She writes warmly about how she came to be Leslie Knope in Parks and Rec AND THEN I CAN’T READ ANYMORE BECAUSE I’M ONLY UP TO SEASON 4 SO SPOILERS GAH. But she does have a list at the end of the chapter where she praises each cast member in turn and, like the rest of the book, it’s written in a down-to-earth, heartfelt, grateful way that’s just really lovely. The gushing is tempered with gems like: ‘Nick Offerman is someone I would run to when zombies attack because he can build a boat and is great company.’

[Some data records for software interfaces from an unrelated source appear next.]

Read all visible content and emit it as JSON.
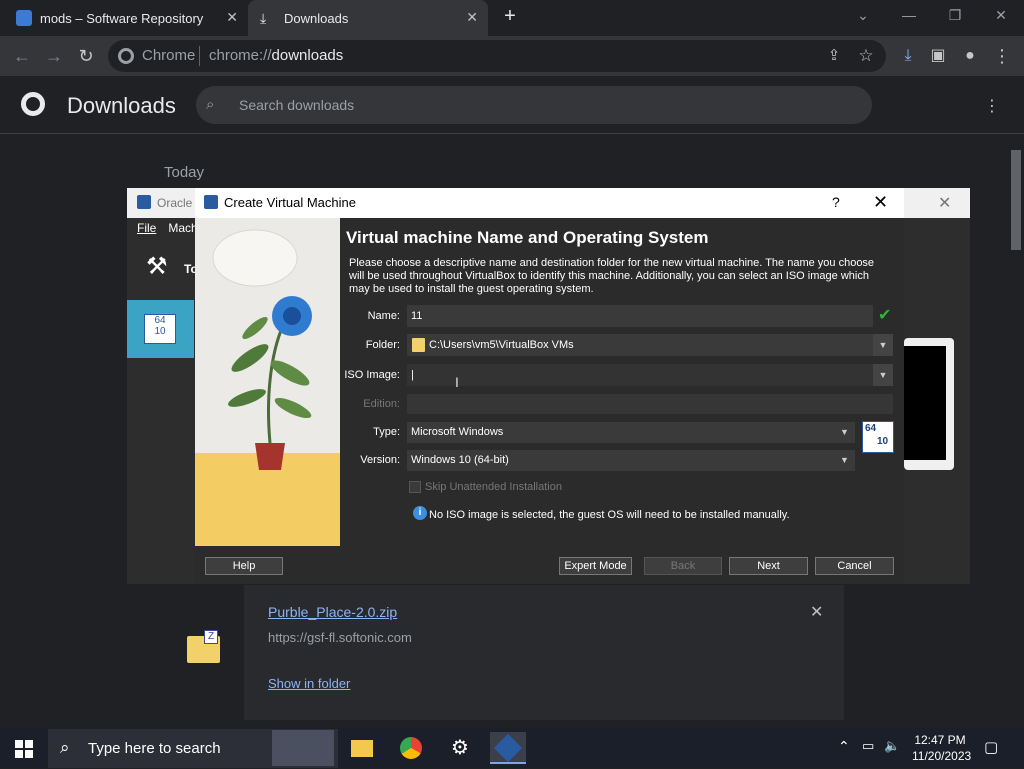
{
  "browser": {
    "tabs": [
      {
        "title": "mods – Software Repository"
      },
      {
        "title": "Downloads"
      }
    ],
    "omnibox": {
      "site_label": "Chrome",
      "url_prefix": "chrome://",
      "url_path": "downloads"
    }
  },
  "downloads": {
    "title": "Downloads",
    "search_placeholder": "Search downloads",
    "section_label": "Today",
    "item": {
      "filename": "Purble_Place-2.0.zip",
      "source": "https://gsf-fl.softonic.com",
      "show_in_folder": "Show in folder"
    }
  },
  "vbox_manager": {
    "title": "Oracle",
    "menu": [
      "File",
      "Machi"
    ],
    "tools_label": "To"
  },
  "dialog": {
    "title": "Create Virtual Machine",
    "help_glyph": "?",
    "heading": "Virtual machine Name and Operating System",
    "description": "Please choose a descriptive name and destination folder for the new virtual machine. The name you choose will be used throughout VirtualBox to identify this machine. Additionally, you can select an ISO image which may be used to install the guest operating system.",
    "fields": {
      "name_label": "Name:",
      "name_value": "11",
      "folder_label": "Folder:",
      "folder_value": "C:\\Users\\vm5\\VirtualBox VMs",
      "iso_label": "ISO Image:",
      "iso_value": "|",
      "edition_label": "Edition:",
      "edition_value": "",
      "type_label": "Type:",
      "type_value": "Microsoft Windows",
      "version_label": "Version:",
      "version_value": "Windows 10 (64-bit)",
      "skip_unattended_label": "Skip Unattended Installation"
    },
    "os_badge": {
      "top": "64",
      "bottom": "10"
    },
    "info_message": "No ISO image is selected, the guest OS will need to be installed manually.",
    "buttons": {
      "help": "Help",
      "expert_mode": "Expert Mode",
      "back": "Back",
      "next": "Next",
      "cancel": "Cancel"
    }
  },
  "taskbar": {
    "search_placeholder": "Type here to search",
    "time": "12:47 PM",
    "date": "11/20/2023"
  },
  "colors": {
    "chrome_dark": "#202124",
    "chrome_toolbar": "#35363a",
    "link_blue": "#8ab4f8",
    "dialog_bg": "#2b2b2b",
    "ok_green": "#2fb52f",
    "vbox_blue": "#3ba3c4"
  },
  "icons": [
    "chrome-logo-icon",
    "search-icon",
    "kebab-menu-icon",
    "back-icon",
    "forward-icon",
    "reload-icon",
    "share-icon",
    "star-icon",
    "download-indicator-icon",
    "side-panel-icon",
    "profile-icon",
    "check-icon",
    "folder-icon",
    "info-icon",
    "windows-start-icon",
    "file-explorer-icon",
    "settings-icon",
    "virtualbox-icon"
  ]
}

Speaking of whom, Nick Offerman brought out his own book in 2013 and I was lucky enough to receive a copy for Christmas from my partner, who searched all of Sydney’s bookshops during Hell’s shopping period. (Bless you, Shane.) Paddle Your Own Canoe: One man’s fundamentals for delicious living is a great companion read for Yes Please, for obvious reasons but also because both Nick and Amy place emphasis on their acting/comedy careers as art. They take themselves and their work as artists seriously. Not in a pretentious way or at the cost of having fun, but they work very hard at it and have a healthy respect for themselves and their peers. These books are also two parts of the larger story about the little show that could – Parks and Recreation was often on the chopping block but managed to survive and thrive, which is great news for anyone who needs laughter in their lives (ie. ALL OF US).
Along with drinking your fill of manly-man advice from the guy who plays arguably TV’s manliest moustachioed man, Ron Swanson, readers gain insight into Nick’s life from his birth in the middle of a cornfield in Illinois; growing up, working hard but also finding time to get up to no good; moving out to Chicago in a used Subaru to pursue acting; eking out a living building theatre sets during lean times; and working his way up oh-so-gradually from bit parts, to appearing full-frontally in HBO’s incredible series Deadwood, then *cough* Miss Congeniality 2 and roles in Sundance contenders, to eventually becoming the Ron Swanson you know and love.
While you’re being amused by Nick’s humorous anecdotes, you also reap the rewards of his varied life experience. He places emphasis on finding a hobby – nay, a discipline – and working away at it, whether it’s your dream to act or fashion a canoe you can paddle off in. (He runs the Offerman Woodshop alongside his acting career.) As a bonus, there is rich advice for wooing the ladies, and he pays tribute throughout to his talented actress wife, Megan Mullally – perhaps sometimes too eloquently (do I need to know exactly what they get up to in the woods?), but on the whole it’s adorable.
The main themes underlying Nick’s uniquely deadpan and wickedly humorous book are living life while holding true to good old-fashioned values, minding your manners and, like Amy, having gratitude for all that life has given you. ‘Paddle your own canoe’ is his variation on beat your own drum, and, if you have the opportunity, do literally make and play your own drum as well (or canoe – anything, really: ‘Cook, play music, sew, carve. Shit, BeDazzle. Maybe not BeDazzle’).
Both books are refreshing, positive, often laugh-out-loud antidotes to a lot of the . . . well, crap of modern life, celebrity, and traditional and social media at the moment (with the exception of Parks and Rec castmate Aziz Ansari getting all up in Rupert Murdoch’s racist grill on Twitter this past week – taking the Parks and Rec on-set ‘No Assholes’ policy and applying it like a blueprint for the world: beautiful stuff).
They are in some ways like a soothing balm. The message is to trust yourself. Create what you want to create. And, like Amy Poehler says, be whoever you are.